  • Specialized Care. A pediatric dentist is specifically trained to handle oral health issues in children from infancy through adolescence. They specialize in the care of baby teeth and permanent teeth and the monitoring of growth and development, ensuring all oral health needs of children are met.
  • Early Detection. Regular visits to a pediatric dentist ensure early detection of oral health problems such as tooth decay, gum disease, or orthodontic concerns. This can help prevent or treat issues at an early stage.
  • Prevention and Education. Pediatric dentists are excellent resources for parents to learn about oral health care practices for their children. They can guide diet, brushing techniques, and even habits like thumb sucking, helping prevent future dental issues.
  • Comforting Environment. Pediatric dentists usually create a kid-friendly environment to make children feel comfortable and reduce dental fear or anxiety. They use specialized equipment designed for children and often explain dental procedures and oral health in a kid-friendly way.
  • Lifelong Oral Health Habits. By regularly visiting a pediatric dentist, children learn the importance of taking care of their teeth, starting the journey towards lifelong good oral health habits early.

Make the Wise Choice for Your Baby’s Teeth: Choose Monadnock Dental Associates

Understanding when do most babies get their first tooth and developing proper dental care routines early is imperative for the health of your child’s teeth. Regular dental visits play an instrumental role in ensuring lifelong oral health. 

Our dedication to early detection, prevention, and education ensures your child gets the best start to their oral health journey.
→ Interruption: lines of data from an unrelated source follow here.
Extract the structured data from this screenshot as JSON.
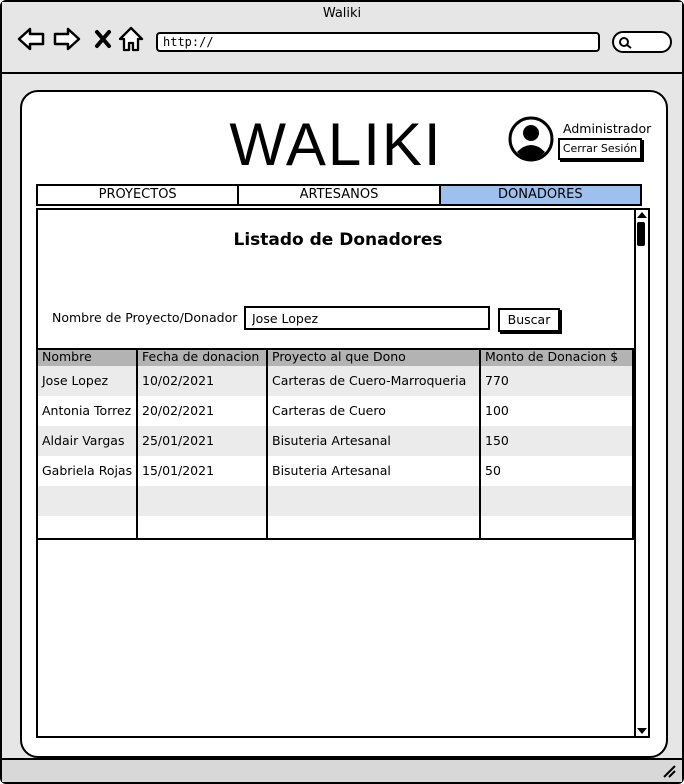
{
  "window": {
    "title": "Waliki"
  },
  "browser": {
    "url": "http://"
  },
  "header": {
    "logo": "WALIKI",
    "user_role": "Administrador",
    "logout_label": "Cerrar Sesión"
  },
  "tabs": [
    {
      "label": "PROYECTOS",
      "active": false
    },
    {
      "label": "ARTESANOS",
      "active": false
    },
    {
      "label": "DONADORES",
      "active": true
    }
  ],
  "main": {
    "title": "Listado de Donadores",
    "filter": {
      "label": "Nombre de Proyecto/Donador",
      "value": "Jose Lopez",
      "button_label": "Buscar"
    },
    "table": {
      "columns": [
        "Nombre",
        "Fecha de donacion",
        "Proyecto al que Dono",
        "Monto de Donacion $"
      ],
      "rows": [
        [
          "Jose Lopez",
          "10/02/2021",
          "Carteras de Cuero-Marroqueria",
          "770"
        ],
        [
          "Antonia Torrez",
          "20/02/2021",
          "Carteras de Cuero",
          "100"
        ],
        [
          "Aldair Vargas",
          "25/01/2021",
          "Bisuteria Artesanal",
          "150"
        ],
        [
          "Gabriela Rojas",
          "15/01/2021",
          "Bisuteria Artesanal",
          "50"
        ],
        [
          "",
          "",
          "",
          ""
        ],
        [
          "",
          "",
          "",
          ""
        ]
      ]
    }
  },
  "colors": {
    "active_tab": "#9ec0ee",
    "header_row": "#b3b3b3",
    "shaded_row": "#ebebeb"
  }
}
Set your child on the path to a brilliant smile today by scheduling your appointment with Monadnock Dental Associates. We look forward to being your partner in navigating your child’s dental health journey.